Working with Barn and Buddy Sour Horses

You try to go out for an enjoyable trail ride, but what you imagined as a peaceful ride over hill and dale turns into a battle of wills as your horse refuses to go forward, struggles to turn and head for home, and calls incessantly for his friends left at home. Or perhaps the horse

Targeting, Training Problems, & Timing: Equine Affaire ’16

Listen in to a segment of the demonstration by Angelo Telatin and I on how the basics of learning theory can be applied to work through behavior problems. We talk about how the principles of positive reinforcement, focusing on what you want, and how poor timing can actually cause many “bad” behaviors. During the talk,

Using Food to Train Your Horse

Using food in training is still a controversial topic in many horse training arenas. Will giving treats cause my horse to become mouthy or pushy? How do I start using food as a learning tool? What kind of treats should I use? Food is a powerful tool in training. We can use it to help

How to Stop Bad Behavior

Horses can do many things that are annoying, frustrating, or downright dangerous. Take Finn, the young horse who likes to nip and bite when he gets bored, or Winter, the pony who would rather buck than trot with a rider. What about Sydney, the Thoroughbred gelding who slams on the brakes at every other jump,

Why “Being the Boss” of the Horse Isn’t Necessary

Many riders have been told that the only way to be successful with horses, to be able to teach and train them, is through first “being the boss”. It is often taught that aggression is a necessary part of working with horses because of their social structure and need for a clear “pecking order.” I

How Long Should Your Reins Be?

Rein handling is one of the most essential skills of riding. Our reins provide communication with the horse at one of the most sensitive areas of their body – the mouth. In order to use the reins for communication we need to be able to maintain an appropriate length of rein and be able to

When Do You Need a Bigger Bit?

The title to this post is a bit misleading as the answer to most problems where people begin considering a “bigger bit” is not to change the horse’s mouthpiece but instead to reconsider the horse’s training. Problems like head tossing, pulling, rooting, or rushing may initially seem as though they could be fixed by simply

Wendy Murdoch: Finding New Possibilities

As riders, we all have things that hold us back.
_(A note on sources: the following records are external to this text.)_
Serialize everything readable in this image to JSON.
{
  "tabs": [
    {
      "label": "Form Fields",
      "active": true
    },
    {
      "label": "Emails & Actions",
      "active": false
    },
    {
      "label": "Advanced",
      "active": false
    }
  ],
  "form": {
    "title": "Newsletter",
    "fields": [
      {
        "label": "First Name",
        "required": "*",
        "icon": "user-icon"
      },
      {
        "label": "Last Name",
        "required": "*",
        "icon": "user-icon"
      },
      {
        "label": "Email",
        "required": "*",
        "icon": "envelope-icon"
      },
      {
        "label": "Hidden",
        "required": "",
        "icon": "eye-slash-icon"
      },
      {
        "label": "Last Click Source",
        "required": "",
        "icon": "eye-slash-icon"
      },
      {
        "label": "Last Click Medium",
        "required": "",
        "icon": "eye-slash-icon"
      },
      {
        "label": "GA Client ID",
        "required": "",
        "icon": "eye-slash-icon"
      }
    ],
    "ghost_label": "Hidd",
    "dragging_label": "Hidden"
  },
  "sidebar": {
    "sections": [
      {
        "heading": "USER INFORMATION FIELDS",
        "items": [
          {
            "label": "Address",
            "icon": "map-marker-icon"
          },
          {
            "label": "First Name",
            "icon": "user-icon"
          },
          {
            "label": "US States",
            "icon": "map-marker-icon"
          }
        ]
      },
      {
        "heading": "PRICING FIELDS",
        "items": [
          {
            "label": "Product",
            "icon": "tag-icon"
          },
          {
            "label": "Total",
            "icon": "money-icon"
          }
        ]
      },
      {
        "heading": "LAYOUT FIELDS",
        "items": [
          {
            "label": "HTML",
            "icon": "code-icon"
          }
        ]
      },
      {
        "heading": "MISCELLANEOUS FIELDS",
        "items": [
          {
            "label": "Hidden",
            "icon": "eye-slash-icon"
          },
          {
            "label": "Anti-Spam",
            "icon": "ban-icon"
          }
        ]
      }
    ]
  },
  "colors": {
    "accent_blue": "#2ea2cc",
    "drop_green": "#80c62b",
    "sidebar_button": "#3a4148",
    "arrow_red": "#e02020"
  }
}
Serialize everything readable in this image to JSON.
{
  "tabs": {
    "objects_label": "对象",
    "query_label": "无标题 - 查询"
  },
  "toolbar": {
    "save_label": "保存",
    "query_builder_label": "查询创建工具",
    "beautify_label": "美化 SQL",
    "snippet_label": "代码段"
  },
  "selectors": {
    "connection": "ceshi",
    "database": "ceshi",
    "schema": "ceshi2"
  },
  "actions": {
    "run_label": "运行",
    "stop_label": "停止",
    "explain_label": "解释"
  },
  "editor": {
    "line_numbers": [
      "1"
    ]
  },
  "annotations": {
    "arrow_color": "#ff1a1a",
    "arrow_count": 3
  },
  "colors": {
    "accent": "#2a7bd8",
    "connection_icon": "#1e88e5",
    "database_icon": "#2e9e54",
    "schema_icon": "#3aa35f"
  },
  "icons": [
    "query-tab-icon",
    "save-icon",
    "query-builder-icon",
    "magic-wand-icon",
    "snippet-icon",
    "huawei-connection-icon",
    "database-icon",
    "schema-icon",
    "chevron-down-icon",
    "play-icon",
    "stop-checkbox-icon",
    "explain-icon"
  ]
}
Often there are little patterns of movement or areas of tension that make use feel as though we can’t find our balance, like we need to constantly grip the saddle, or that we just can’t get “in sync” with the horse’s movement. Wendy Murdoch is

The Importance of Turnout & The Dangers of Stall Confinement

I have always felt strongly about the importance of turnout for horses. I think horses are happier and healthier when they have the freedom to move around, socialize with other horses, roll in the dirt, and generally just be a horse! Just as chronic stress can create many problems for humans, the stress of confinement

Buying Your First Horse

Buying your first horse, or any horse, can be an intimidating process – what kind of horse is best, where do you look, what should you expect in the process? In this video, I am going to share a few tips for what you should consider before you even go out to look at a